▶ _WHAT YOU HAVE TO DO_: Respond with nothing but the number of lines in this data that include the word "content".

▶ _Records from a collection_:
══════

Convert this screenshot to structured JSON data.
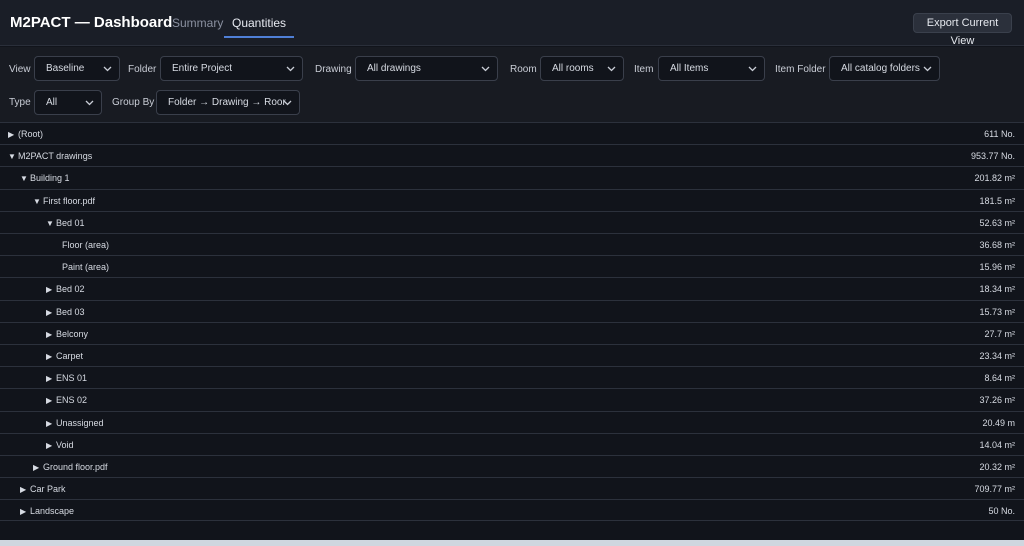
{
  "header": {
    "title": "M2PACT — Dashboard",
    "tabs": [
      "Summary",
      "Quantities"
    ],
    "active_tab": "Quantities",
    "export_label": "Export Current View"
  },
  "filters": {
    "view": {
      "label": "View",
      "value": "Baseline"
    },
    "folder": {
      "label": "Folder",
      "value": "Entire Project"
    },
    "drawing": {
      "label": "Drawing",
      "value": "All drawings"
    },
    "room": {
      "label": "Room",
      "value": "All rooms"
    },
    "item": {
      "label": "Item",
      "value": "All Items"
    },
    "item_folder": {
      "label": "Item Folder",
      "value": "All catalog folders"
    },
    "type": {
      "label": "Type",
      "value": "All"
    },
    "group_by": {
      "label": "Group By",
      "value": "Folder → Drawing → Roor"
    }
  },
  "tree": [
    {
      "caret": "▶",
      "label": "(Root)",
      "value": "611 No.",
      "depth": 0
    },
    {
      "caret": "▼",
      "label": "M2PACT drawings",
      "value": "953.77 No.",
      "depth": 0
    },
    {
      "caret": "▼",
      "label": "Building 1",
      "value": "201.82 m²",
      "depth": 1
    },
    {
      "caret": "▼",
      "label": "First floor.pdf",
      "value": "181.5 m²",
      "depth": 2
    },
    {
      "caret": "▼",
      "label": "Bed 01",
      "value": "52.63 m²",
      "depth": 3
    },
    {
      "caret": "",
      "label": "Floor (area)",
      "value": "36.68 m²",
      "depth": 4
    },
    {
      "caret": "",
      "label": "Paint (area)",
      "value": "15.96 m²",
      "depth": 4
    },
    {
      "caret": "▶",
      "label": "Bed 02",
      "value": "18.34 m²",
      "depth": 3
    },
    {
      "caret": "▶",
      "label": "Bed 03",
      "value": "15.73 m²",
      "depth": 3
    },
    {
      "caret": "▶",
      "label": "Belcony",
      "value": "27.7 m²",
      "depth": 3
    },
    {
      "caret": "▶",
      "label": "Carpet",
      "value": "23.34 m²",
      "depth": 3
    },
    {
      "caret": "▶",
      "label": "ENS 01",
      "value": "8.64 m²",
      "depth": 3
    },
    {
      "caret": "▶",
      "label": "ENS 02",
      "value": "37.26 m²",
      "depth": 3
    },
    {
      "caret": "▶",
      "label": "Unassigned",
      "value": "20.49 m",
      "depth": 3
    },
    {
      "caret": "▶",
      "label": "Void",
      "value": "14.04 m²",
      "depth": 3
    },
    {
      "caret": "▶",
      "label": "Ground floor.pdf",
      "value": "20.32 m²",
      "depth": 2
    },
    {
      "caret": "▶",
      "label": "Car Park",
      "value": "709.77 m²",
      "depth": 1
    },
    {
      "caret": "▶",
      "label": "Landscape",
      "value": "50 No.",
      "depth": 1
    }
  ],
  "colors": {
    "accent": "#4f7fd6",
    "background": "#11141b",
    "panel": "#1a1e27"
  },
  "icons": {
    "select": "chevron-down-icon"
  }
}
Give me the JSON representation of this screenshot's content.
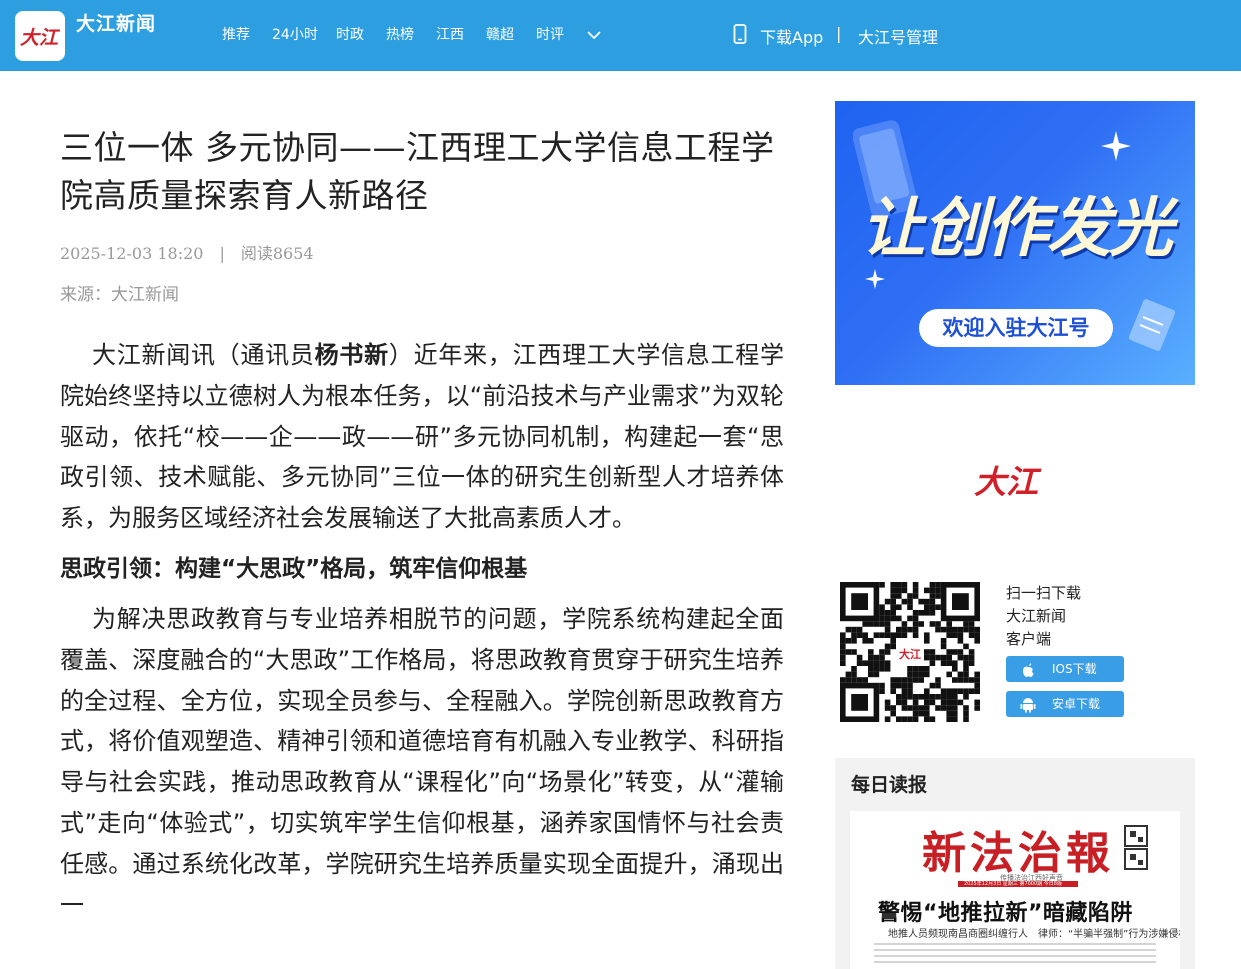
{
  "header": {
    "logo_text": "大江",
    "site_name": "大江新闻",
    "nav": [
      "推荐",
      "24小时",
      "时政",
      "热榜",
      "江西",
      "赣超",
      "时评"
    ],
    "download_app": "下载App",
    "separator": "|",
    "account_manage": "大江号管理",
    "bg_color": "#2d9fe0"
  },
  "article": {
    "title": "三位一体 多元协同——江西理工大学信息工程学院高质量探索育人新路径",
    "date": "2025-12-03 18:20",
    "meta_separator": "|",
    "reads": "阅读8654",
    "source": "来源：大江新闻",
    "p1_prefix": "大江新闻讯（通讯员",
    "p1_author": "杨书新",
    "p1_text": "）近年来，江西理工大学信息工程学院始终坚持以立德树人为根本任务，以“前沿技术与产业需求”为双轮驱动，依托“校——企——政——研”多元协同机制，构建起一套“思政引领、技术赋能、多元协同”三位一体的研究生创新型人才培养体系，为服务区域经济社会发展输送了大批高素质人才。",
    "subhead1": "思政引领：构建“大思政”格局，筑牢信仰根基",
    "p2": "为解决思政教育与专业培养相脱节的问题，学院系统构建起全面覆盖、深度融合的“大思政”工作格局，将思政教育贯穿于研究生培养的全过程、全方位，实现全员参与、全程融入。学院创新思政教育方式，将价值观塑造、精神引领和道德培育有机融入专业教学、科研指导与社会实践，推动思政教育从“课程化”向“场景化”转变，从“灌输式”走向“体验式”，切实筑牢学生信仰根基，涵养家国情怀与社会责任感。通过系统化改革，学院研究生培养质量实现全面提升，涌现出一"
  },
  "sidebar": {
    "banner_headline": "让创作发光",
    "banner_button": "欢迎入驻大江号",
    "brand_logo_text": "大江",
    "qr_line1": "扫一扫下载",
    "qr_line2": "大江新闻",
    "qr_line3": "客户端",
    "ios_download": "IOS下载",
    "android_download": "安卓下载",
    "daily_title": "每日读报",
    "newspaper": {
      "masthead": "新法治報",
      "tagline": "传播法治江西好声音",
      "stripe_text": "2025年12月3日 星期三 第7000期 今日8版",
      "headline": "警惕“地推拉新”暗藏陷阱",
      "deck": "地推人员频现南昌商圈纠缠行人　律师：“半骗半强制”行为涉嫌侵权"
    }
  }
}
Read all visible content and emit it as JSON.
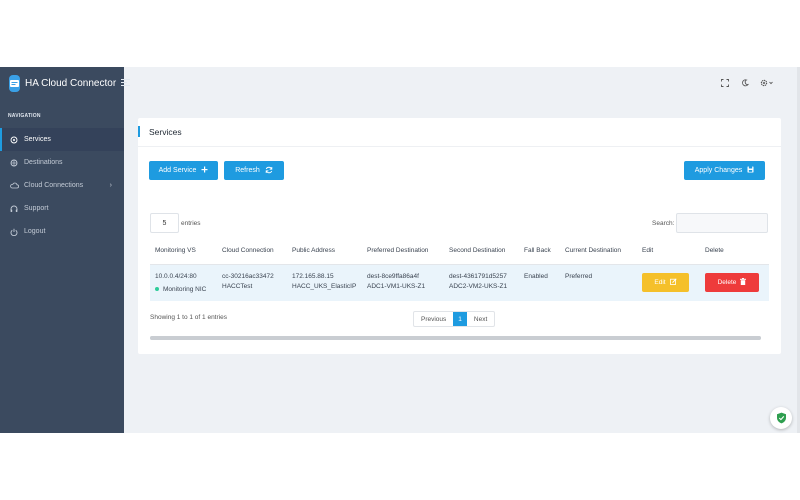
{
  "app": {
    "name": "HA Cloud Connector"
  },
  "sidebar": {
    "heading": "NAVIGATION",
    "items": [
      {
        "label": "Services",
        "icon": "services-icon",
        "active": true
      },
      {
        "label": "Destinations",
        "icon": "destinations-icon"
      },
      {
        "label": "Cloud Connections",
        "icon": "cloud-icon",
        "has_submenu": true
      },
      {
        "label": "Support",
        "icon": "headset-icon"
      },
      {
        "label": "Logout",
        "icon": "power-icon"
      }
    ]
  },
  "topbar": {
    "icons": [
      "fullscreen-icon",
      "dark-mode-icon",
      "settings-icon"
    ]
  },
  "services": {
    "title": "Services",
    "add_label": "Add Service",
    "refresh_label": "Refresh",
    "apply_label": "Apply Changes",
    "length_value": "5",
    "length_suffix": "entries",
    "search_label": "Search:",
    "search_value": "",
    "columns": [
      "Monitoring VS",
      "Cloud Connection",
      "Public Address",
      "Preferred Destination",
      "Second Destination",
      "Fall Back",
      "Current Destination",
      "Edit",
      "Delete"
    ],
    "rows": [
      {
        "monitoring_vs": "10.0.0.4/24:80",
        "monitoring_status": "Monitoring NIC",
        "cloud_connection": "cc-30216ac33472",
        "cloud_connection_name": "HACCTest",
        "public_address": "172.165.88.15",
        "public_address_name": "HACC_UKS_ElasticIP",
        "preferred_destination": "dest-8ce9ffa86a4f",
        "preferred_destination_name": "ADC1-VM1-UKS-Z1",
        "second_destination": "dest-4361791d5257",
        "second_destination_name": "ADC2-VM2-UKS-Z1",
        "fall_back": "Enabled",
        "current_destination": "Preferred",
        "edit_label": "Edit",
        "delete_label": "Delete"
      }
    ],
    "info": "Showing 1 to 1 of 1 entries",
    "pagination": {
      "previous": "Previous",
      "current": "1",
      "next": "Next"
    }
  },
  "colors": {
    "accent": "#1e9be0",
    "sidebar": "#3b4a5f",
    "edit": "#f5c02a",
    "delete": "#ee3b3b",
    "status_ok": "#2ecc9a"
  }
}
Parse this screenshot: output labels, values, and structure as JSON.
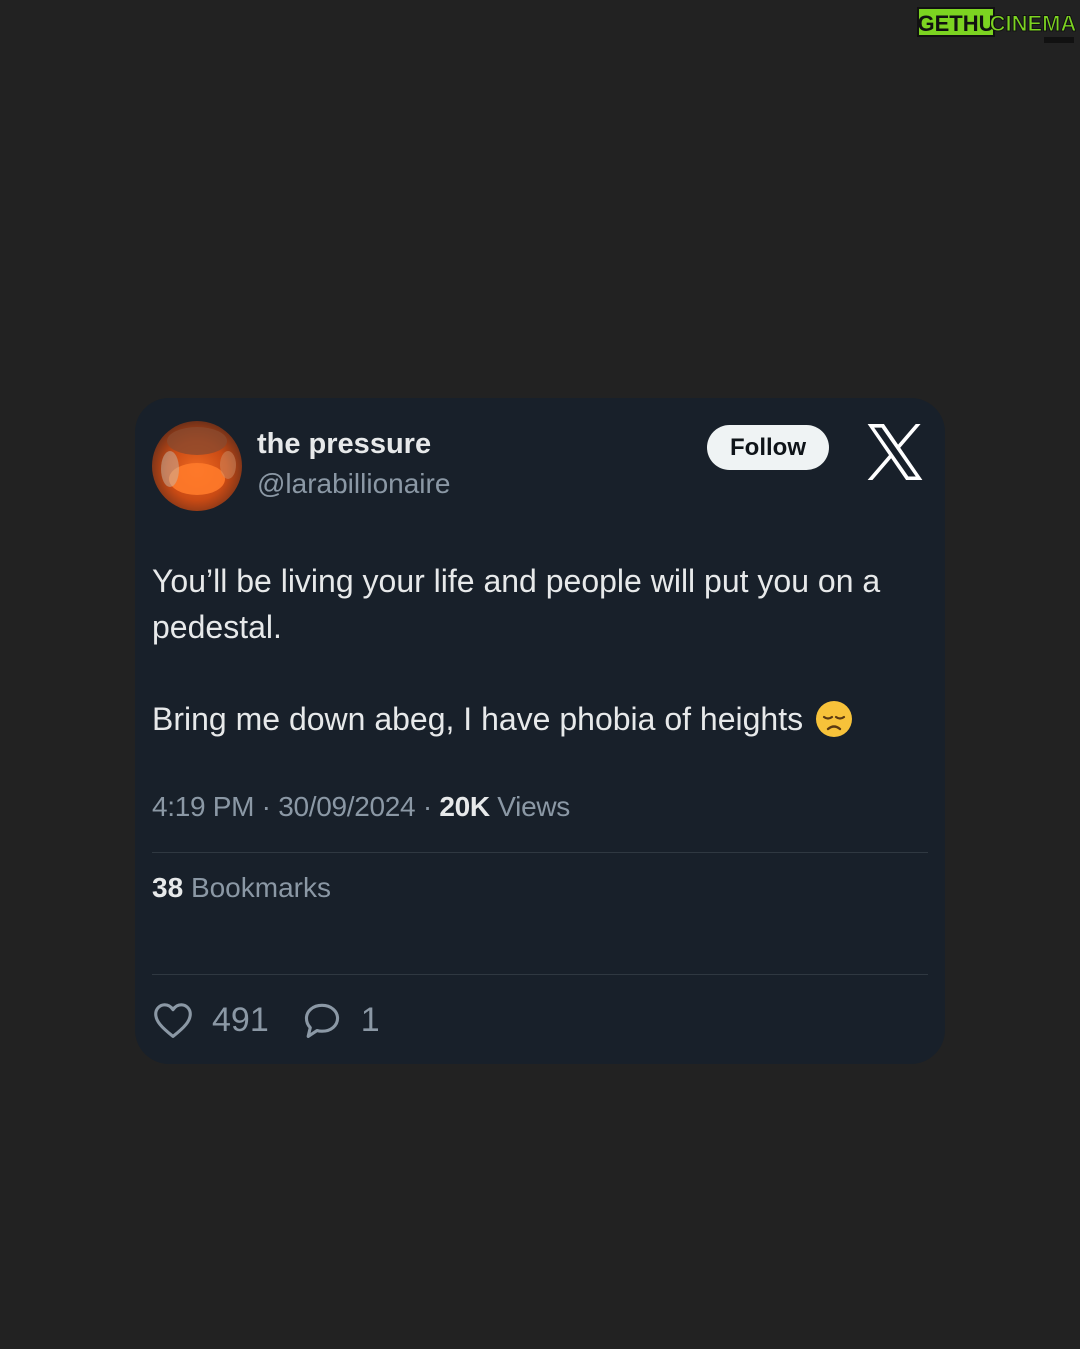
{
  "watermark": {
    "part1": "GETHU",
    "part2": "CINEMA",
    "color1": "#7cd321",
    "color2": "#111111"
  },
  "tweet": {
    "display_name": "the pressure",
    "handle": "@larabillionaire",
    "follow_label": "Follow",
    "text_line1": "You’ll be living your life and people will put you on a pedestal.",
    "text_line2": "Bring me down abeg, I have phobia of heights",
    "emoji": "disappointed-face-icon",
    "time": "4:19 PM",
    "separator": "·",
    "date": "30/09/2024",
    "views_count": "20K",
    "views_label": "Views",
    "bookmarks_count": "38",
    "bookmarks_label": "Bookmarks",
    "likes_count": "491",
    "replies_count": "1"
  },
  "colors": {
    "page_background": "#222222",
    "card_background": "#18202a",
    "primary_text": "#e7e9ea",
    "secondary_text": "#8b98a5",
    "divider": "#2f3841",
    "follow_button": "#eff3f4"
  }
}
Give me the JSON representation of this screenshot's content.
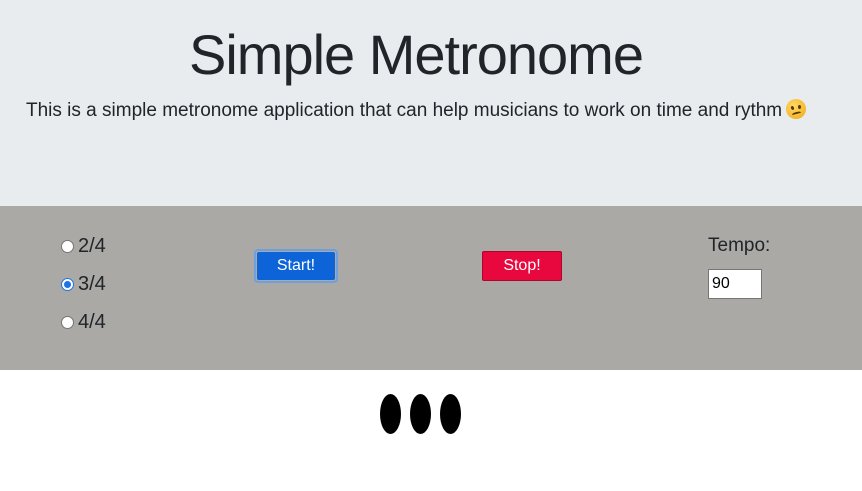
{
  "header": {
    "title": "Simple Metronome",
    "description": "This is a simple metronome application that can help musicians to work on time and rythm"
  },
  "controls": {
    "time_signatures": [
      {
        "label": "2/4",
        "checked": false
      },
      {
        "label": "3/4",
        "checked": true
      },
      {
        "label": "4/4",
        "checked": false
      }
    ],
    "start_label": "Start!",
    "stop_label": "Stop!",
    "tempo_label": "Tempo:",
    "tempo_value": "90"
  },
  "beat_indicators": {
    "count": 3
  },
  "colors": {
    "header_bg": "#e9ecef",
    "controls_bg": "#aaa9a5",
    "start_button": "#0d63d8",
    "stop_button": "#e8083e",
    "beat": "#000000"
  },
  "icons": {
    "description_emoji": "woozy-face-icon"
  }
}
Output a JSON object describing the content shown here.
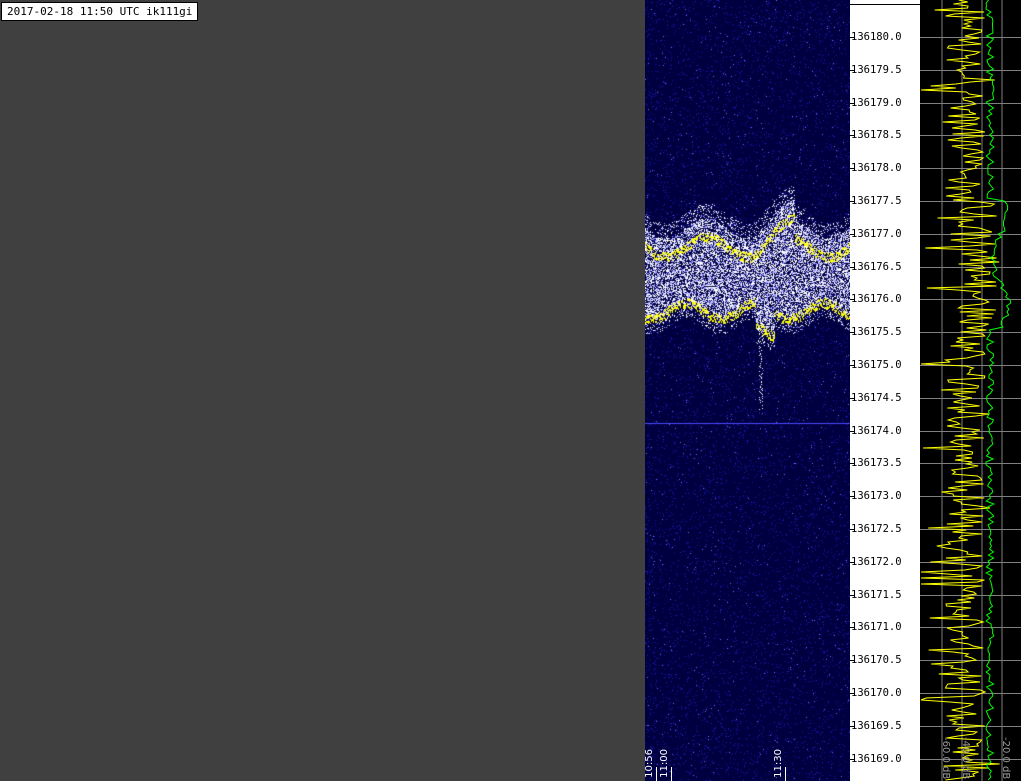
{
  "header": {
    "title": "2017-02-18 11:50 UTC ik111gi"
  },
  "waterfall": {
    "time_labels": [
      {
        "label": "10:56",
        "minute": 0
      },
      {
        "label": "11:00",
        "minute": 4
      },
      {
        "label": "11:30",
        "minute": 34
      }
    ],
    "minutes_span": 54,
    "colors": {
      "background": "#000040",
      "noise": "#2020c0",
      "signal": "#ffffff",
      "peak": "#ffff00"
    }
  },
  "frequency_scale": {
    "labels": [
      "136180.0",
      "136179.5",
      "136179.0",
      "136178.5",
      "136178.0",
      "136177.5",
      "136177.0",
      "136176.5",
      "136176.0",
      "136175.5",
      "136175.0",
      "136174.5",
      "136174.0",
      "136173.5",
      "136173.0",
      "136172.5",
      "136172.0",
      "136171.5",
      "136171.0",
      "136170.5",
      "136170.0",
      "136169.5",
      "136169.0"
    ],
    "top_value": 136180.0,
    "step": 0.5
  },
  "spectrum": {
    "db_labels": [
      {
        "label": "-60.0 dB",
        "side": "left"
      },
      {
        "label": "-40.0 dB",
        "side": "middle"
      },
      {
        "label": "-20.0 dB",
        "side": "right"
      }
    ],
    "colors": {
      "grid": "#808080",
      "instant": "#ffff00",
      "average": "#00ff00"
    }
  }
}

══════

▶ _ANSWER_: 4